The United States has been particularly bad at managing the coronavirus outbreak. Among the nations of the world, we currently have the fifth highest number of deaths per 100,000 people, with over half a million dead from the virus and counting.
Yet the effects of COVID-19 have not been evenly distributed across the country. Some communities are faring better than others, both in terms of viral spread and death. Some research suggests that a community’s population density, health care capacity, and leadership around promoting mask-wearing and physical distancing all make a difference, among other factors.
Now, a new study suggests another important community resource for fighting the pandemic: social capital, the network of relationships within a community. According to the study, counties where people trust each other more, feel more connected, and care for each other more have lower infection rates and fewer deaths from COVID.
For the study, researchers Christos Makridis of the Massachusetts Institute of Technology and Cary Wu of York University in Toronto compared over 2,700 counties spread across the United States, representing a variety of communities with different characteristics. Their data for infection and death rates came from a report put out by Johns Hopkins University tracking the virus.
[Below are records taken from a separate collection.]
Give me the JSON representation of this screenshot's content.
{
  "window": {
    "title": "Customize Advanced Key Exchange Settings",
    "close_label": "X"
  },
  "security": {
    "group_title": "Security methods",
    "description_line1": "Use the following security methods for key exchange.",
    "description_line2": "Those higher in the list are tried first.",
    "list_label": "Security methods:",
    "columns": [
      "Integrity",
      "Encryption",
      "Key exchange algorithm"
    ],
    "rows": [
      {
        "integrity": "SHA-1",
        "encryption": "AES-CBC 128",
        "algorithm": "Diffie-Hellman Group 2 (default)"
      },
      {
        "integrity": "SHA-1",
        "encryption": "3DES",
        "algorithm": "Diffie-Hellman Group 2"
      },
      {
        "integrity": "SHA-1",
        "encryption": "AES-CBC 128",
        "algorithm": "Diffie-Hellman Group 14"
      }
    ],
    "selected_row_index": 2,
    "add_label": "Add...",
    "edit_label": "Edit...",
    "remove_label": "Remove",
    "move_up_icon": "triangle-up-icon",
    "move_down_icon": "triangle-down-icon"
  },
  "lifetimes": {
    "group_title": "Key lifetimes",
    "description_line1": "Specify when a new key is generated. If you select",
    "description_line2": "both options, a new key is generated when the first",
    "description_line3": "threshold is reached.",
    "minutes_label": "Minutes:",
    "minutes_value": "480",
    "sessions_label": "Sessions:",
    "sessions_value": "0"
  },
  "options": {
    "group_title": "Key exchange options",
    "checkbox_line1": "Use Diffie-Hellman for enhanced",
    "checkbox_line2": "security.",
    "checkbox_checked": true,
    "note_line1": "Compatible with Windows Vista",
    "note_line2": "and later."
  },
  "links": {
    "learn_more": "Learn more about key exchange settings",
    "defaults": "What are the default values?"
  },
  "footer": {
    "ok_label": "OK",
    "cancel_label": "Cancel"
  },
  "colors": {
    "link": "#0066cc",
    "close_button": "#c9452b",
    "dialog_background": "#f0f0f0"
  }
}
For social capital, they used data from two large surveys that looked at elements considered by the Joint Economic Committee to be essential to social capital, such as stable family structures, trust in social institutions, and how much people vote, volunteer, help out their neighbors, and more. They also looked at basic demographic information, such as the racial composition of a community; the average age, education level, and income; the population density; and whether it is rural or urban—all factors that could influence the results.
Accounting for these factors, they found that communities with higher social capital had lower infection and death rates from the virus. Specifically, counties in the top 25% of social capital had nearly 18% fewer cases of COVID-19 and 5.3% fewer deaths from COVID-19 per 100,000 people than those in the bottom 25%.
Makridis believes that there is a good reason why this might be the case.
“Individuals that trust each other more and respect one another more are probably going to maintain better hygiene and not take unnecessary risks,” he says. “While that’s maybe not too surprising, it’s important to make the point in a quantitative way.”
How social capital might help
To look more carefully at how different kinds of communities fared during the pandemic, Makridis and Wu performed additional analyses. They found that in lower-income communities, social capital seemed to matter more for preventing viral spread than it did in prosperous communities—possibly because wealthier communities have better health care, healthier food supplies, and more people able to work at home, all of which are protective during a pandemic, Makridis says.
More densely populated areas also seemed to need social capital more as they fought the virus than less densely populated areas, which means caring for others is important there, too.
“The more that norms and trust encourage smart behavior, and the more that people in a community can be kind and loving of one another, the more they’ll be able to mitigate the transmission of the virus without extra resources [or in spite of crowding],” he says.
Makridis and Wu also considered which aspects of social capital mattered in the face of COVID-19. They grouped elements of social capital into categories: family unity (how stable family ties are), community health (the health and available health care in a community), institutional health (how much people trust institutions and participate in things like voting or the census), and collective efficacy (how much people help each other, volunteer, participate in community activities, etc.).
While community health was strongly connected to a reduced impact of the virus, and family unity also played a role, the second most important factor was collective efficacy—the ability of a community to come together in common cause.
“Obviously, community health is going to be important in a pandemic—if a county doesn’t really have good public health infrastructure, there’s not much you can do to avoid the spread of the virus and extra deaths,” Makridis says. “But norms and trust are important glue during crises, too. As far as I know, we were the first to make this point as it relates to the coronavirus pandemic.”
Protecting communities in the future
This suggests that communities should be trying to capitalize on their social connections. But that’s hard during a lockdown, of course. While sheltering in place may have been effective at slowing the spread of the virus, Makridis worries that it could have unintended consequences on a community’s long-term social and economic well-being. For example, he points to how lockdowns have decimated the child care market in many places, which will be hurtful to families when the economy reopens.
He believes that civic leaders should think more broadly about the impact of policies created to fight against the pandemic. Preserving social capital is important, he says, because it can help a community’s response to the virus.
“Because of the role that social capital plays, you can mobilize support and mobilize actions at a local level, even if it’s not happening at a federal level,” he says.
He points to a growing body of research showing that social capital helps communities prevent and recover from disaster, including other epidemics, such as the ebola outbreak. He believes his paper is the first to suggest that social capital matters for slowing the viral spread and death from COVID-19, too.
Going forward, Makridis hopes to study how quarantine policies have affected social capital within communities over this last year—to see if they have increased or decreased trust. He’s also interested in how political partisanship and religiosity within a community affect social capital.
Unfortunately, our current political divide has been a major obstacle to building social capital and, therefore, getting through the pandemic, he explains. If we could listen to each other without rancor and start from a place of caring for one another, says Makridis, we would be so much further along in this fight.
“It might seem really simple and common sense, but it’s worth repeating: If you love one another, that’s the starting point,” he says.